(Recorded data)
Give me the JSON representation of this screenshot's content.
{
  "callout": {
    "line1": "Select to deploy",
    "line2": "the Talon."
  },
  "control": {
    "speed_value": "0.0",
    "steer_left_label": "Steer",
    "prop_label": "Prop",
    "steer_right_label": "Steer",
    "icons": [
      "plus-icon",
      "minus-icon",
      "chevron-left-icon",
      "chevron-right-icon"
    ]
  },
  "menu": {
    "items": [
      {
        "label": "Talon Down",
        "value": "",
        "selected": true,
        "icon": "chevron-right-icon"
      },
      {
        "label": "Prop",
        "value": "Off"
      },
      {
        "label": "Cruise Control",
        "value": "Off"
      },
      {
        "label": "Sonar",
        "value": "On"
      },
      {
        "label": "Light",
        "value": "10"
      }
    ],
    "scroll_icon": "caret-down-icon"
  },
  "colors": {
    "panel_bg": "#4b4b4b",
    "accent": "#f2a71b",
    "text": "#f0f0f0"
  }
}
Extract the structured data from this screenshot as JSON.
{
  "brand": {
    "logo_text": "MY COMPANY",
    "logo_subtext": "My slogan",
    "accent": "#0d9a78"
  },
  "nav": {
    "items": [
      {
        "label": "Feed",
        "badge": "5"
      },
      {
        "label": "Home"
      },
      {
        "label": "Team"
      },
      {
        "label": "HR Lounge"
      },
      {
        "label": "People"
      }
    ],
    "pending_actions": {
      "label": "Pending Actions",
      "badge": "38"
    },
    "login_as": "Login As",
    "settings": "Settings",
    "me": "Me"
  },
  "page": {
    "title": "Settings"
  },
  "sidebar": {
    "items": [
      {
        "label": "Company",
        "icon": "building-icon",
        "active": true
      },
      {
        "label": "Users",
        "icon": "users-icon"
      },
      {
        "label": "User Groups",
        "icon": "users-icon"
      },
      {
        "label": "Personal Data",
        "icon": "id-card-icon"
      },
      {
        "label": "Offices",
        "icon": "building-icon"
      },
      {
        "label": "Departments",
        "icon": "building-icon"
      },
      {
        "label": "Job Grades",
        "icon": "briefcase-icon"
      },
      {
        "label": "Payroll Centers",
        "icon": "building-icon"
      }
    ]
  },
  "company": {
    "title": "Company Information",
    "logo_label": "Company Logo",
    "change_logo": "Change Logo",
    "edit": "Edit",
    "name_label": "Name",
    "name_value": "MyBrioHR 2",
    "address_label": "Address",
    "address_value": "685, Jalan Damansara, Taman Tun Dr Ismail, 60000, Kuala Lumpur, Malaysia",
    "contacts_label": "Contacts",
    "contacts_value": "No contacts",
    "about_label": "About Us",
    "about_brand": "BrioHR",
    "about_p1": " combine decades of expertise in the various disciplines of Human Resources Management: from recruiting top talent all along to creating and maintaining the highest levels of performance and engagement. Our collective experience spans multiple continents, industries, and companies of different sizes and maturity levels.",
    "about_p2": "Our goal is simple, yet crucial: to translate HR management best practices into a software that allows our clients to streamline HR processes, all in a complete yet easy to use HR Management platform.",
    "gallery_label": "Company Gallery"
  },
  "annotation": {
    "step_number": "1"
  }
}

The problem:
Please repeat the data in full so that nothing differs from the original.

Task response:
Give me the JSON representation of this screenshot's content.
{
  "callout": {
    "line1": "Select to deploy",
    "line2": "the Talon."
  },
  "control": {
    "speed_value": "0.0",
    "steer_left_label": "Steer",
    "prop_label": "Prop",
    "steer_right_label": "Steer",
    "icons": [
      "plus-icon",
      "minus-icon",
      "chevron-left-icon",
      "chevron-right-icon"
    ]
  },
  "menu": {
    "items": [
      {
        "label": "Talon Down",
        "value": "",
        "selected": true,
        "icon": "chevron-right-icon"
      },
      {
        "label": "Prop",
        "value": "Off"
      },
      {
        "label": "Cruise Control",
        "value": "Off"
      },
      {
        "label": "Sonar",
        "value": "On"
      },
      {
        "label": "Light",
        "value": "10"
      }
    ],
    "scroll_icon": "caret-down-icon"
  },
  "colors": {
    "panel_bg": "#4b4b4b",
    "accent": "#f2a71b",
    "text": "#f0f0f0"
  }
}
Extract the structured data from this screenshot as JSON.
{
  "brand": {
    "logo_text": "MY COMPANY",
    "logo_subtext": "My slogan",
    "accent": "#0d9a78"
  },
  "nav": {
    "items": [
      {
        "label": "Feed",
        "badge": "5"
      },
      {
        "label": "Home"
      },
      {
        "label": "Team"
      },
      {
        "label": "HR Lounge"
      },
      {
        "label": "People"
      }
    ],
    "pending_actions": {
      "label": "Pending Actions",
      "badge": "38"
    },
    "login_as": "Login As",
    "settings": "Settings",
    "me": "Me"
  },
  "page": {
    "title": "Settings"
  },
  "sidebar": {
    "items": [
      {
        "label": "Company",
        "icon": "building-icon",
        "active": true
      },
      {
        "label": "Users",
        "icon": "users-icon"
      },
      {
        "label": "User Groups",
        "icon": "users-icon"
      },
      {
        "label": "Personal Data",
        "icon": "id-card-icon"
      },
      {
        "label": "Offices",
        "icon": "building-icon"
      },
      {
        "label": "Departments",
        "icon": "building-icon"
      },
      {
        "label": "Job Grades",
        "icon": "briefcase-icon"
      },
      {
        "label": "Payroll Centers",
        "icon": "building-icon"
      }
    ]
  },
  "company": {
    "title": "Company Information",
    "logo_label": "Company Logo",
    "change_logo": "Change Logo",
    "edit": "Edit",
    "name_label": "Name",
    "name_value": "MyBrioHR 2",
    "address_label": "Address",
    "address_value": "685, Jalan Damansara, Taman Tun Dr Ismail, 60000, Kuala Lumpur, Malaysia",
    "contacts_label": "Contacts",
    "contacts_value": "No contacts",
    "about_label": "About Us",
    "about_brand": "BrioHR",
    "about_p1": " combine decades of expertise in the various disciplines of Human Resources Management: from recruiting top talent all along to creating and maintaining the highest levels of performance and engagement. Our collective experience spans multiple continents, industries, and companies of different sizes and maturity levels.",
    "about_p2": "Our goal is simple, yet crucial: to translate HR management best practices into a software that allows our clients to streamline HR processes, all in a complete yet easy to use HR Management platform.",
    "gallery_label": "Company Gallery"
  },
  "annotation": {
    "step_number": "1"
  }
}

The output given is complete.